Strategic risk in the new era: a response to Paul Dibb and Richard Brabin-Smith
20 Nov 2017|

Paul Dibb and Richard Brabin-Smith have written a significant ASPI paper that may well mark a turning point in Australia’s efforts to adapt to the new strategic circumstances we confront in Asia. That policymakers of their status and experience now acknowledge that China’s rise requires big changes in Australia’s defence policy suggests that we are indeed, and at last, making progress towards a serious debate about our strategic future.

Dibb and Brabin-Smith analyse our situation using the concepts of ‘warning time’ and ‘expansion base’ which were most fully elaborated in the 1987 Defence White Paper. They argue that only recent events—even since the 2016 White Paper—have given grounds for deciding that we’re now in warning time as it was then conceived. But in fact the indicators and warnings go back much further than that. They were clear at the time of the 2009 White Paper, as that deeply flawed but perceptive document half-acknowledged, and plain enough even a decade before that.

But more importantly, I’m not sure that the 1987 conceptual framework is very relevant today. Warning time ceased to play a major role in defence policy in the 1990s, and was explicitly repudiated in the 2000 White Paper (paragraphs 6.36–6.38). We would have to venture deep into the airless crypts of defence-planning theology to explain in full detail why that happened, but the key reason was that by 2000 we had stepped quietly away from the ‘defence of Australia’ focus within which the warning time/expansion base had evolved.

As we have given higher priority to operations beyond the defence of Australia, we have slid back to depending on America for the defence of Australia itself, especially as it became less unthinkable that we might face a threat from a major Asian power more formidable than Indonesia. The concept of self-reliance faded away, until it almost disappeared completely from the 2016 White Paper. The more our defence policy has focused on China, the further we have stepped away from self-reliance.

So the defence policy we have today is much further from the policy of 1987 than Dibb and Brabin-Smith suggest. It is indeed much closer to the ‘forward defence’ policy of the pre-Vietnam era.

Plainly the credibility of this policy depends on our confidence that America will always be there for us. Dibb and Brabin-Smith barely touch on that question, but it is absolutely central to our current defence-policy predicament.

Despite China’s increasing power and ambition, our current policy would be quite workable if we could be sure that America was going to remain in Asia as the region’s leading strategic power and Australia’s protector. That’s because it would both reduce the chances of a Chinese attack on Australia and reduce the demands on the ADF in dealing with such an attack if it nonetheless occurred.

That’s why our political leaders are so eager to assure us that this is the case. But the evidence is now inescapably clear that they’re wrong. America’s position in Asia is collapsing fast, and not just because of Donald Trump.

The big question is therefore whether, and if so how, Australia can prepare to defend itself and its vital strategic interests from China without America’s support. Our problem isn’t just that we have run into warning time, but that we have run out of allies.

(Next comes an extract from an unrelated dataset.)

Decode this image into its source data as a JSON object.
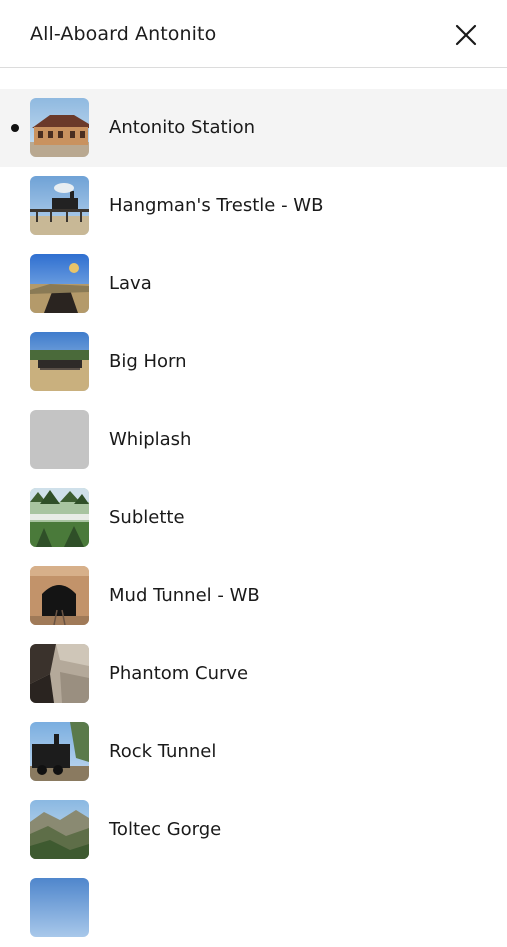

So what should we do? If, as Dibb and Brabin-Smith imply, we should reinstate self-reliance and aim to build forces that can defend us against China independently, just as we aimed to do against Indonesia in the old days, then we have a very big task ahead. They acknowledge that much needs to be done, but they make the task look less intimidating by suggesting that we can still rely on the concept of warning time to defer major investments.

I’m not sure that’s true. Warning time made perfect sense in relation to Indonesia in the strategic circumstances of the 1980s, but in relation to China today that is less clear. There’s no reason to assume that we would get anything like the warning they assume of an emerging threat.

If we decide that Australia should be able independently to resist a direct attack from a major Asian power like China, then we need to start building the forces to do that right now, not wait for some further warning sign. That’s especially true because it’s now abundantly clear that China’s capability development cycle is a lot shorter than ours.

But before we can do that we need a much clearer idea of what forces we need for this very demanding task. We must think much more seriously about the operations that could most cost-effectively achieve this strategic objective, and about the capabilities that could most cost-effectively undertake them.

Dibb and Brabin-Smith nod in that direction when they talk of developing an anti-access and area denial posture, but that’s where a lot more real work is needed, especially because so much of the investments we’re now committing to—for example, in massive warship programs—make no sense in that kind of posture. The ADF that could defend Australia independently from China would be very different from the ADF today, and the country and economy that could sustain such a force on protracted operations would be very different too —as Dibb and Brabin-Smith acknowledge in relation to things like fuel supplies.

So we still have a long way to go to understand what’s happening to us and what we can do about it. But it makes a big difference that Dibb and Brabin-Smith have now joined the discussion in such a forthright way.